As a concrete and dedicated form of support to early career researchers the event provided a field of opportunity for young-minded neuroscientists to meet in a relaxed setting during the tough scientific program of the FENS FORUM. Students, post-docs and PI’s curious about potential collaboration or career options enjoyed the short introductions by the organizers. More than 300 young neuroscientists participated in the event interested in networking and developing their career perspectives in the field of human mind, disease related neurosciences, or basic and translational neuroscience.
Menno Witter, Chair, FENS Committee of Higher Education and Training (CHET) presented the activities of FENS-CHET with regard to Training & Education and career perspectives. CHET provides travel grants for attending Neuroscience training events as well the CAJAL Advanced Neuroscience Training Program offering state-of-the-art hands-on training courses in neuroscience.
Marlies Dorloechter, German Aerospace Center (DLR), Project Management Agency, Health Research, presented the early career support and other activities in the ERA-NET Neuron, Network of European Funding for Neuroscience Research. Dr. Dorloecther pointed out the usefulness of joint transnational calls for research funding as avenues for PI’s in their early career stages to network and find support for their research.
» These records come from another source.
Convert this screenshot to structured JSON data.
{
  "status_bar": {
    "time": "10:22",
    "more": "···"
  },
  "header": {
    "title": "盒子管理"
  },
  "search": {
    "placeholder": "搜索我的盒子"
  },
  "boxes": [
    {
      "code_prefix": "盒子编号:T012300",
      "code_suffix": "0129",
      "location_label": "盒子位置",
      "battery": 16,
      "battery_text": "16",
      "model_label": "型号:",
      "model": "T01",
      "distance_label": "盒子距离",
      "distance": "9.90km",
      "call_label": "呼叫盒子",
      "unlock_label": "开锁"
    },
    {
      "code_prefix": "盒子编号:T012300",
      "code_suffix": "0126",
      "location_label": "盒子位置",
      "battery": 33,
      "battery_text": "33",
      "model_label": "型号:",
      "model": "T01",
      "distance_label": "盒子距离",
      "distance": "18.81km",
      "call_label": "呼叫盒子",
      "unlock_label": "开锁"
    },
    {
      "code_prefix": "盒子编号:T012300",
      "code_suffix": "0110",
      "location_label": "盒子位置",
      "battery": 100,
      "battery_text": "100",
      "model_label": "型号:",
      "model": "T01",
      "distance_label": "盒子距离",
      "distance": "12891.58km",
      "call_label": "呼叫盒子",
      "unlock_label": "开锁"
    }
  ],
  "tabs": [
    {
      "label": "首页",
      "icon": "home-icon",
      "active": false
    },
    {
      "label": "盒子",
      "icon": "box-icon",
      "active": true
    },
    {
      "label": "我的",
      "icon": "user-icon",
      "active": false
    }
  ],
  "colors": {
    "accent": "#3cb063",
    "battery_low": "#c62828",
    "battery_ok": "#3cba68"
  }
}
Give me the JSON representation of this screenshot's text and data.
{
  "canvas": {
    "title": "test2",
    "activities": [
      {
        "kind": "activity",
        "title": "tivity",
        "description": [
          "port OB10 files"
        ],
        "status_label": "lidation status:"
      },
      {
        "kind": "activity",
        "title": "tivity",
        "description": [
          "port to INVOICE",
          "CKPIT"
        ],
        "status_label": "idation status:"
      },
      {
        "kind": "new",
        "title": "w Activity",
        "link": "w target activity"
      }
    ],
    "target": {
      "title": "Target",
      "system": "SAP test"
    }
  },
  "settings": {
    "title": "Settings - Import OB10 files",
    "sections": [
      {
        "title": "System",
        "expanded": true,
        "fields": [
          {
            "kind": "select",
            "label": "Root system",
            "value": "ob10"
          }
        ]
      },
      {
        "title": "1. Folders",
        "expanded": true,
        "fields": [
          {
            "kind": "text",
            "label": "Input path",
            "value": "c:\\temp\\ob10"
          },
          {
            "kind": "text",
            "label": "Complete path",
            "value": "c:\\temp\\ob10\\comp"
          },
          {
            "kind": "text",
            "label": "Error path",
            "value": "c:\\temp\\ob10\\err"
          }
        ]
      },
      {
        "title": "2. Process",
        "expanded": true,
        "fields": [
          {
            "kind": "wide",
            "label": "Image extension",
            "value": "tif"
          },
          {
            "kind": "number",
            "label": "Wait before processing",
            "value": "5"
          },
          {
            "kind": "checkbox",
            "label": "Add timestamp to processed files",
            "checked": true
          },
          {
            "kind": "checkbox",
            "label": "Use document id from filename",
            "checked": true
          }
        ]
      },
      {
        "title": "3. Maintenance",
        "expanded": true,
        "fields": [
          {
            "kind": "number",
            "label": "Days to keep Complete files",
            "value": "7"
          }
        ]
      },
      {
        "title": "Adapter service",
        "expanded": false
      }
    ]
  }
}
Asla Pitkänen, Member of the Steering Committee, Human Mind Research Project presented the Human Mind Research Programme. Prof Pitkänen emphasized the importance of networking for the young scientist’s career: “be aware that your potential future collaborator may just be standing next to you in a conference like this one”.
Sadaf Ghorbani from Bergen, Norway participated in the Next Generation Networks in Neuroscience event interested learn about training and career opportunities and to meet fellow neuroscientists.
Some impressions from the event:
Dr. Marlies Dorlöchter (ERA-NET NEURON) talking with Dr. Mikko Ylikangas (AKA) and
Dr. Asla Pitkänen (Human Mind Research Project).